For eleven years now, I regret not continuing to breastfeed my first child longer than two weeks. I was a young mother with not only latch issues but little support from friends and family. This time, when my second son was born, I not only wanted to prove to myself that I can do this, I wanted to provide my baby with the most natural and safest thing for his tiny body. Over the years, I heard so many positive benefits for mother and child while breastfeeding along with an instant bond that is shared.
My second son was born tongue tied and had latch issues. I continued to nurse with a nipple shield and met with a lactation specialist. After continuous latch issues and nipple tenderness, we made a visit to see the pediatrician in regards to being tongue tied. The only way I would ever be able to breastfeed my son was to have a small procedure done to correct his tongue tie. We knew this would also prevent speech issues down the road. It was a very quick procedure done in the pediatrician’s office where the frenulum is cut so that the tongue is able to extend further out. Afterwards I nursed and his latch was perfect.

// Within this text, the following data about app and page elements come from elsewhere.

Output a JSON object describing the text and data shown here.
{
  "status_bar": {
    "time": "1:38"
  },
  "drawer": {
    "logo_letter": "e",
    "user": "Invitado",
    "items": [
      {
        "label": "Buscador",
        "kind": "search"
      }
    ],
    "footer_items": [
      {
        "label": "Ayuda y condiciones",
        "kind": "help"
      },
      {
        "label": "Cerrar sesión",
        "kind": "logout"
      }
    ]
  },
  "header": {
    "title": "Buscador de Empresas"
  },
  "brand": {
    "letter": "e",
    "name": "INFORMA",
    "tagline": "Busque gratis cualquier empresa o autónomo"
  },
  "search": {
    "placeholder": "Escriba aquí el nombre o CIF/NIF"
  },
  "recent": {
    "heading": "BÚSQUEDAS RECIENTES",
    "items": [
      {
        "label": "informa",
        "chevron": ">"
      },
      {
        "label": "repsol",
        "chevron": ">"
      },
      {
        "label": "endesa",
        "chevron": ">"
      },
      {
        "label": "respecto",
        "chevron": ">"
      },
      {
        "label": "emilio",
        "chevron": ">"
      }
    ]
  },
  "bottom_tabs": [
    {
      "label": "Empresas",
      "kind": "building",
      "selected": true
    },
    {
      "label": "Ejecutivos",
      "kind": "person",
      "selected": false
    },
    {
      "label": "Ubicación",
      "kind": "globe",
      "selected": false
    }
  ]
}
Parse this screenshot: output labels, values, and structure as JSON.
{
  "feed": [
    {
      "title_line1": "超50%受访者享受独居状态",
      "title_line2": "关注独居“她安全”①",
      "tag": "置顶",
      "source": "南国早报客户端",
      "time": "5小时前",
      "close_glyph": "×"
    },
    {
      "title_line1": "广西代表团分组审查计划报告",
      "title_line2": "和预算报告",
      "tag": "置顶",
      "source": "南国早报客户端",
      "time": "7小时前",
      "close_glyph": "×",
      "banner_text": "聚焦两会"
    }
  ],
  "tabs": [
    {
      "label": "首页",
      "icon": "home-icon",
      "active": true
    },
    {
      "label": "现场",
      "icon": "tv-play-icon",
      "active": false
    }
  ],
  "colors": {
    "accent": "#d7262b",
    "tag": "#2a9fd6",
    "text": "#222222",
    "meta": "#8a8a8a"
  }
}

As I struggled at times to keep my milk supply up during my pregnancy, I was still producing enough milk to keep my son interested. I had some nipple discomfort at times but nothing like the pain of a first time mom nursing a newborn. I made sure that I ate my oatmeal every morning for breakfast, drank lots of water and drank Mother’s Milk tea when my supply dropped towards the end of my pregnancy. Also, with the help of friends I had some breast milk donated to me to supplement in a bottle for night time feeding when my milk supply dropped dramatically in the very end of my pregnancy.
Why I love Tandem Nursing:
Today I am nursing a one month old who has been gaining a pound every two weeks and a 16-month-old toddler that has been plumping up. While waiting three days for my milk supply to come in, it started with waking up to painful engorgement in my breast. My newborn could hardly latch on and when he did, the milk flow was so strong that he would choke and spit up frequently. This is when I realized I needed my toddler to drain most of the milk since I had such a quick let down and allow the milk to flow slowly before latching my newborn to my breast. First thing in the morning I would nurse my toddler and the choking and spitting up was immediately resolved.
Having a toddler is exhausting and the one thing that works is redirection and distraction. Tantrums, climbing and getting into things – just to name a few – are avoided in my home by being able to have some down time to nurse both of my babies. This has helped me on numerous occasions.
In the beginning my toddler was extremely jealous of the new baby. After all he was the only baby in the house and was accustomed to getting all of the attention. Eventually, I would feed them at the same time and I watched for the first time, my toddler grab his baby brother’s hand. My heart melted. I have heard stories of sibling rivalry being reduced due to tandem nursing but I never understood it until that moment when my babies were close to me and close with one another. I’m enjoying this bonding experience with both of my nurslings and don’t plan on weaning anytime soon.